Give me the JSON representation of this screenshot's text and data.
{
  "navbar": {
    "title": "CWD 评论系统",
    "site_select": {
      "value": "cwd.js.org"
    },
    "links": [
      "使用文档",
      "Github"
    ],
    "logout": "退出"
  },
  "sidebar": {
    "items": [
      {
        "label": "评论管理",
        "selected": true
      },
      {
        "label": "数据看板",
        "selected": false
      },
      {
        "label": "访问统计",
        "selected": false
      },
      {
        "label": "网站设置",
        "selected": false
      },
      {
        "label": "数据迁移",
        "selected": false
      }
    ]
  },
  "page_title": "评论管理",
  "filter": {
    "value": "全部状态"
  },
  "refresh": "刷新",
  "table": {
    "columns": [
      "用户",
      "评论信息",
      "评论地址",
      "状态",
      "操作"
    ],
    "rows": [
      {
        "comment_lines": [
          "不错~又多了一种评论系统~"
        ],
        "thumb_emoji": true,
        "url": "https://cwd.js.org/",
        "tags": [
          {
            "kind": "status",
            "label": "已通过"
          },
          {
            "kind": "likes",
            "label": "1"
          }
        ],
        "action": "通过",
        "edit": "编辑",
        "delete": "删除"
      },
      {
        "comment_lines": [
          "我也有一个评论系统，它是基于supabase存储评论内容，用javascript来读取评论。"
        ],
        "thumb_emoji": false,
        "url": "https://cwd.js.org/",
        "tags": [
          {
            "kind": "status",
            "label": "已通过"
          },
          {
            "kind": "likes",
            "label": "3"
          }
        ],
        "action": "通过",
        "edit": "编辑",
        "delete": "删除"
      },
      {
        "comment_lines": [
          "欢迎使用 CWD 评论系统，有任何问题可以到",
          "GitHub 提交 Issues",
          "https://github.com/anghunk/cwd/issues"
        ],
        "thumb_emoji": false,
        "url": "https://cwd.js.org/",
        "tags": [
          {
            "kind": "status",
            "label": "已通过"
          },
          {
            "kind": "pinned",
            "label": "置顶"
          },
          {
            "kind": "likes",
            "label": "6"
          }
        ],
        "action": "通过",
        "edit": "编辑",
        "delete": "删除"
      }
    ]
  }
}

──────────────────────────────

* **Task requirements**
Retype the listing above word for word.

* **Solution for this task**
Give me the JSON representation of this screenshot's text and data.
{
  "navbar": {
    "title": "CWD 评论系统",
    "site_select": {
      "value": "cwd.js.org"
    },
    "links": [
      "使用文档",
      "Github"
    ],
    "logout": "退出"
  },
  "sidebar": {
    "items": [
      {
        "label": "评论管理",
        "selected": true
      },
      {
        "label": "数据看板",
        "selected": false
      },
      {
        "label": "访问统计",
        "selected": false
      },
      {
        "label": "网站设置",
        "selected": false
      },
      {
        "label": "数据迁移",
        "selected": false
      }
    ]
  },
  "page_title": "评论管理",
  "filter": {
    "value": "全部状态"
  },
  "refresh": "刷新",
  "table": {
    "columns": [
      "用户",
      "评论信息",
      "评论地址",
      "状态",
      "操作"
    ],
    "rows": [
      {
        "comment_lines": [
          "不错~又多了一种评论系统~"
        ],
        "thumb_emoji": true,
        "url": "https://cwd.js.org/",
        "tags": [
          {
            "kind": "status",
            "label": "已通过"
          },
          {
            "kind": "likes",
            "label": "1"
          }
        ],
        "action": "通过",
        "edit": "编辑",
        "delete": "删除"
      },
      {
        "comment_lines": [
          "我也有一个评论系统，它是基于supabase存储评论内容，用javascript来读取评论。"
        ],
        "thumb_emoji": false,
        "url": "https://cwd.js.org/",
        "tags": [
          {
            "kind": "status",
            "label": "已通过"
          },
          {
            "kind": "likes",
            "label": "3"
          }
        ],
        "action": "通过",
        "edit": "编辑",
        "delete": "删除"
      },
      {
        "comment_lines": [
          "欢迎使用 CWD 评论系统，有任何问题可以到",
          "GitHub 提交 Issues",
          "https://github.com/anghunk/cwd/issues"
        ],
        "thumb_emoji": false,
        "url": "https://cwd.js.org/",
        "tags": [
          {
            "kind": "status",
            "label": "已通过"
          },
          {
            "kind": "pinned",
            "label": "置顶"
          },
          {
            "kind": "likes",
            "label": "6"
          }
        ],
        "action": "通过",
        "edit": "编辑",
        "delete": "删除"
      }
    ]
  }
}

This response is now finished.